Element data from apps and pages:
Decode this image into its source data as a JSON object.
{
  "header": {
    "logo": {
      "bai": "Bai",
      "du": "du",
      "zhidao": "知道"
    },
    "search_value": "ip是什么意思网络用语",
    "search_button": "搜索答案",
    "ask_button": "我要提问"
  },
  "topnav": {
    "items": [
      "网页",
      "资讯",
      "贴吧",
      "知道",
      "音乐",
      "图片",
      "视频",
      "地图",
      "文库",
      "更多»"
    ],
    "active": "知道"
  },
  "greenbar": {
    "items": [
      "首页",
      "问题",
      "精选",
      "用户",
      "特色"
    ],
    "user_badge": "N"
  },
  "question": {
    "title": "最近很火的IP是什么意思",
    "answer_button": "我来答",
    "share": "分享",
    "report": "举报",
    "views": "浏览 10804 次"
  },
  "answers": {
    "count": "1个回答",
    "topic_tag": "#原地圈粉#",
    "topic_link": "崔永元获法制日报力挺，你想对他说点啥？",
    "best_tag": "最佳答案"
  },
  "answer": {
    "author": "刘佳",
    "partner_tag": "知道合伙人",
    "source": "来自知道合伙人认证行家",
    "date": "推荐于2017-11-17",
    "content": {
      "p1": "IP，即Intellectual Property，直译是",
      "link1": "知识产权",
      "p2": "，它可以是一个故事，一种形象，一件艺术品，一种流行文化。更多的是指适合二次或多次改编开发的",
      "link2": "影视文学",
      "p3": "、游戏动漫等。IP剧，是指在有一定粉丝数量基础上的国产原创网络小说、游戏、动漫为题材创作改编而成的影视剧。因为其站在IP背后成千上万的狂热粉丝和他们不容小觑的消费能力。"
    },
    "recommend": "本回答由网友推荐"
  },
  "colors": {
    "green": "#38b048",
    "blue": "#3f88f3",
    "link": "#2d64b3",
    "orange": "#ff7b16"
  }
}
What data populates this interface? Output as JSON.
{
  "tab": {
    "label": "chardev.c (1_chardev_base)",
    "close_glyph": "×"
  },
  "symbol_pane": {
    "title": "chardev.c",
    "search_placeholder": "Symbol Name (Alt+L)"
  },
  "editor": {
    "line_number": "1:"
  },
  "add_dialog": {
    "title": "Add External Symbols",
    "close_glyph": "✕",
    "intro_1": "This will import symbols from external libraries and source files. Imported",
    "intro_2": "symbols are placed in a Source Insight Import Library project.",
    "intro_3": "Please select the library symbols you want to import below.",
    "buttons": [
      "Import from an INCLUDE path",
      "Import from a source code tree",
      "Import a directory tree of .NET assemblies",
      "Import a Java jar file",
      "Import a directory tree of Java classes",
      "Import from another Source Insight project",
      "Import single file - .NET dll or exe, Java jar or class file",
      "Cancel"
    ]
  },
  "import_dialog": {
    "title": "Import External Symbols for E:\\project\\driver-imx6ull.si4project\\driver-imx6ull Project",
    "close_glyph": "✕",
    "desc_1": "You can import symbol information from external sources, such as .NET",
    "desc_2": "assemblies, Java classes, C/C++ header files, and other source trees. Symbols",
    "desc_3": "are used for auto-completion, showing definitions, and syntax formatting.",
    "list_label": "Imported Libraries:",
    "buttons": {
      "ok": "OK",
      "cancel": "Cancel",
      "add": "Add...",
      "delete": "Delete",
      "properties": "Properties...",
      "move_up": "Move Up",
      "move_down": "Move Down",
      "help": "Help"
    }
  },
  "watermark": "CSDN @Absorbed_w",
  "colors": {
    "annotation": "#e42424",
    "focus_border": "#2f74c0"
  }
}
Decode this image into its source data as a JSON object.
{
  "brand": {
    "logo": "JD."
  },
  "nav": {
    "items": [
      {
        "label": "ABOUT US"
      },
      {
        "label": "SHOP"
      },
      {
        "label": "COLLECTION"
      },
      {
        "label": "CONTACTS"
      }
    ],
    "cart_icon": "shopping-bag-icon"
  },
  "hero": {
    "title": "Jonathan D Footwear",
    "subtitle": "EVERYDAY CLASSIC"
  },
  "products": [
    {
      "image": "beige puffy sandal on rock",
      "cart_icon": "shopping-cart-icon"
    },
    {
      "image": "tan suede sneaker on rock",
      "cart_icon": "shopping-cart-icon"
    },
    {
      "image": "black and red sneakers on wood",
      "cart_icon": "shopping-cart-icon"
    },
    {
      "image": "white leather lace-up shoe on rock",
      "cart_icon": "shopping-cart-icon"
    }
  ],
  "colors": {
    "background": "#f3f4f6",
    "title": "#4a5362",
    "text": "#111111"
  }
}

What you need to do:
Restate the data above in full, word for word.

Completed exercise:
Decode this image into its source data as a JSON object.
{
  "header": {
    "logo": {
      "bai": "Bai",
      "du": "du",
      "zhidao": "知道"
    },
    "search_value": "ip是什么意思网络用语",
    "search_button": "搜索答案",
    "ask_button": "我要提问"
  },
  "topnav": {
    "items": [
      "网页",
      "资讯",
      "贴吧",
      "知道",
      "音乐",
      "图片",
      "视频",
      "地图",
      "文库",
      "更多»"
    ],
    "active": "知道"
  },
  "greenbar": {
    "items": [
      "首页",
      "问题",
      "精选",
      "用户",
      "特色"
    ],
    "user_badge": "N"
  },
  "question": {
    "title": "最近很火的IP是什么意思",
    "answer_button": "我来答",
    "share": "分享",
    "report": "举报",
    "views": "浏览 10804 次"
  },
  "answers": {
    "count": "1个回答",
    "topic_tag": "#原地圈粉#",
    "topic_link": "崔永元获法制日报力挺，你想对他说点啥？",
    "best_tag": "最佳答案"
  },
  "answer": {
    "author": "刘佳",
    "partner_tag": "知道合伙人",
    "source": "来自知道合伙人认证行家",
    "date": "推荐于2017-11-17",
    "content": {
      "p1": "IP，即Intellectual Property，直译是",
      "link1": "知识产权",
      "p2": "，它可以是一个故事，一种形象，一件艺术品，一种流行文化。更多的是指适合二次或多次改编开发的",
      "link2": "影视文学",
      "p3": "、游戏动漫等。IP剧，是指在有一定粉丝数量基础上的国产原创网络小说、游戏、动漫为题材创作改编而成的影视剧。因为其站在IP背后成千上万的狂热粉丝和他们不容小觑的消费能力。"
    },
    "recommend": "本回答由网友推荐"
  },
  "colors": {
    "green": "#38b048",
    "blue": "#3f88f3",
    "link": "#2d64b3",
    "orange": "#ff7b16"
  }
}
What data populates this interface? Output as JSON.
{
  "tab": {
    "label": "chardev.c (1_chardev_base)",
    "close_glyph": "×"
  },
  "symbol_pane": {
    "title": "chardev.c",
    "search_placeholder": "Symbol Name (Alt+L)"
  },
  "editor": {
    "line_number": "1:"
  },
  "add_dialog": {
    "title": "Add External Symbols",
    "close_glyph": "✕",
    "intro_1": "This will import symbols from external libraries and source files. Imported",
    "intro_2": "symbols are placed in a Source Insight Import Library project.",
    "intro_3": "Please select the library symbols you want to import below.",
    "buttons": [
      "Import from an INCLUDE path",
      "Import from a source code tree",
      "Import a directory tree of .NET assemblies",
      "Import a Java jar file",
      "Import a directory tree of Java classes",
      "Import from another Source Insight project",
      "Import single file - .NET dll or exe, Java jar or class file",
      "Cancel"
    ]
  },
  "import_dialog": {
    "title": "Import External Symbols for E:\\project\\driver-imx6ull.si4project\\driver-imx6ull Project",
    "close_glyph": "✕",
    "desc_1": "You can import symbol information from external sources, such as .NET",
    "desc_2": "assemblies, Java classes, C/C++ header files, and other source trees. Symbols",
    "desc_3": "are used for auto-completion, showing definitions, and syntax formatting.",
    "list_label": "Imported Libraries:",
    "buttons": {
      "ok": "OK",
      "cancel": "Cancel",
      "add": "Add...",
      "delete": "Delete",
      "properties": "Properties...",
      "move_up": "Move Up",
      "move_down": "Move Down",
      "help": "Help"
    }
  },
  "watermark": "CSDN @Absorbed_w",
  "colors": {
    "annotation": "#e42424",
    "focus_border": "#2f74c0"
  }
}
Decode this image into its source data as a JSON object.
{
  "brand": {
    "logo": "JD."
  },
  "nav": {
    "items": [
      {
        "label": "ABOUT US"
      },
      {
        "label": "SHOP"
      },
      {
        "label": "COLLECTION"
      },
      {
        "label": "CONTACTS"
      }
    ],
    "cart_icon": "shopping-bag-icon"
  },
  "hero": {
    "title": "Jonathan D Footwear",
    "subtitle": "EVERYDAY CLASSIC"
  },
  "products": [
    {
      "image": "beige puffy sandal on rock",
      "cart_icon": "shopping-cart-icon"
    },
    {
      "image": "tan suede sneaker on rock",
      "cart_icon": "shopping-cart-icon"
    },
    {
      "image": "black and red sneakers on wood",
      "cart_icon": "shopping-cart-icon"
    },
    {
      "image": "white leather lace-up shoe on rock",
      "cart_icon": "shopping-cart-icon"
    }
  ],
  "colors": {
    "background": "#f3f4f6",
    "title": "#4a5362",
    "text": "#111111"
  }
}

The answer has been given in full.